You may or may not have noticed that there are some revealing photos attached to this blog post. These are not intended to titillate, but to capture this exact moment in time while my body remains mine, whole.
I read a story somewhere about a woman who had a bilateral mastectomy who longed to remember what her body looked like before surgery. She had no photos of her breasts and she missed them. I was struck by this commentary and wondered what I could do to document the skin, tissue, and shape that I was genetically granted.
I reached out to a friend who also happens to be an incredibly skilled photographer, Katie Gierke, otherwise known as Kathryn Hastings Photography. I approached the topic with caution, as I was iffy about my idea. She instantly affirmed my logic and said, ‘When and where? I would be honored to help document your transformation.’
I told Katie my ideas and concerns. I didn’t want the photos to end up being too boudoir-like in nature. Instead, more documentary and reverent. When it came time to take the photos, I was very, very nervous. As flamboyant as I may come across, I am rather modest with my figure. Dropping my shirt for a camera seemed insane (insert something that made me not exactly sober here). Another wonderful woman and friend, Jenna Dickson, came along as my ‘fluffer’ and away we went on our photographic odyssey of stopping time, if only for that moment.
The majority of these photos will not ever be posted publicly. They are for me. They will evoke emotions ranging from anger to gratitude and everything in between. But I did want to share a handful with you, my darling readers, for one important reason: Our bodies are much more than a physical representation of space and form. They carry our stories. My current narrative is about my breasts. They have nourished each of my children, been trusty accessories and sometimes just plain fun. I will mourn them deeply.
I want other women facing this diagnosis to know that it is not weird to want to capture your breasts on film for posterity. They are yours and they are important. As a doula, I speak often of how magnificent the breast and its capabilities are. Mine have served me well, but rightie has defected for reasons unknown and now she has to go.
Thank you, Katie, for being the kind and talented human that you are and for capturing me as I will never be again.

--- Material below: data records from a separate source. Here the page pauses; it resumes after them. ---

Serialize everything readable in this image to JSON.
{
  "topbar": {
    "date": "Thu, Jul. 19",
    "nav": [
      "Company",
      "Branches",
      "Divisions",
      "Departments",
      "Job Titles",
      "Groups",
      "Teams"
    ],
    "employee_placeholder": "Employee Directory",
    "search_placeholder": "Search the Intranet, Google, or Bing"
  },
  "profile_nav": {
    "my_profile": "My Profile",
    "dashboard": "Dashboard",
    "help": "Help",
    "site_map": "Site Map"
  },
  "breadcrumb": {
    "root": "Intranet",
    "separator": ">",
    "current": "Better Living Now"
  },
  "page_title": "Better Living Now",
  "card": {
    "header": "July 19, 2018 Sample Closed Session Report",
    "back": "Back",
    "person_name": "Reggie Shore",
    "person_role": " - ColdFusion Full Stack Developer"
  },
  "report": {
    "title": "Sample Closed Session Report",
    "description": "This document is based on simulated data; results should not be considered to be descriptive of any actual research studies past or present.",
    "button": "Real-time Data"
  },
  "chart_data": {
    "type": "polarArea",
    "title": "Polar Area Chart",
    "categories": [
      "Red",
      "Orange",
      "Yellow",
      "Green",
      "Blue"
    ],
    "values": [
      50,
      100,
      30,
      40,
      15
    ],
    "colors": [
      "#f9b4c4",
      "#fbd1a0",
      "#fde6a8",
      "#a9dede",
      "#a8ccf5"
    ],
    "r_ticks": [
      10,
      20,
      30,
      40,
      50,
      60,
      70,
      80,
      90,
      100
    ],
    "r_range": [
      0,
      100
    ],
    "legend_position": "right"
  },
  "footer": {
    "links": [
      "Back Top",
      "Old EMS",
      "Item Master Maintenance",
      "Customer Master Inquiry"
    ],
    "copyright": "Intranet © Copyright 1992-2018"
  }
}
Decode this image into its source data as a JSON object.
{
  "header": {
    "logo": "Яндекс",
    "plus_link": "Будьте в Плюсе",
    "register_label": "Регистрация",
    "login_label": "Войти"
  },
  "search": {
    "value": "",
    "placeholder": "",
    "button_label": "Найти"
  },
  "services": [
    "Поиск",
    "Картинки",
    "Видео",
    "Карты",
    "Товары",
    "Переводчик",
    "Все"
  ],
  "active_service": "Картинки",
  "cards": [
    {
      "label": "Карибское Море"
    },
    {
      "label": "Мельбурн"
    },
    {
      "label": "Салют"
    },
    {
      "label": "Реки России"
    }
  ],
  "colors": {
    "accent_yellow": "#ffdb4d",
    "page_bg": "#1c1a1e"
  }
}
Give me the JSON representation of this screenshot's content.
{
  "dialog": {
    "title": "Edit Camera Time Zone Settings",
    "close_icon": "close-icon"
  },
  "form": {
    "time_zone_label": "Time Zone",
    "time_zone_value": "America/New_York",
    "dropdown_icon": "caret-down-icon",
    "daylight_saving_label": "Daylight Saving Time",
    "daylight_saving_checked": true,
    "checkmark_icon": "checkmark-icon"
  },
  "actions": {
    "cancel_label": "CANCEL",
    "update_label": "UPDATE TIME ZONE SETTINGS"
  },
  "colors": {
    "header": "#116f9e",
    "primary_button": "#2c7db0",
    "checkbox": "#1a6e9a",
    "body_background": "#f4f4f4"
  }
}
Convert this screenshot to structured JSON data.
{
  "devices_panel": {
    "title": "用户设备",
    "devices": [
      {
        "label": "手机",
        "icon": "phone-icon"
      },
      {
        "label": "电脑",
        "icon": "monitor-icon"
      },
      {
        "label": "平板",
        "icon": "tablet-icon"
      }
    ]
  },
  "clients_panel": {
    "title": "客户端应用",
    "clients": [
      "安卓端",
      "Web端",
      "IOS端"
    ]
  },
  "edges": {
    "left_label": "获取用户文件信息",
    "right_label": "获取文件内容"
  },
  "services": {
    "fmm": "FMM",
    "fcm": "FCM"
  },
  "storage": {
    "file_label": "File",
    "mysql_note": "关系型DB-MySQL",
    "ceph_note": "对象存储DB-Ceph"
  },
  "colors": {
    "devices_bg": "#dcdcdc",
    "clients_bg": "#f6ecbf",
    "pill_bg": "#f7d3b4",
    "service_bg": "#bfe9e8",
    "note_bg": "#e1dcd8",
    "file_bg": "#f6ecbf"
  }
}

If you are ever in need of a compassionate, brilliant and, may I say, beautiful photographer, please visit http://www.kathrynhastings.com/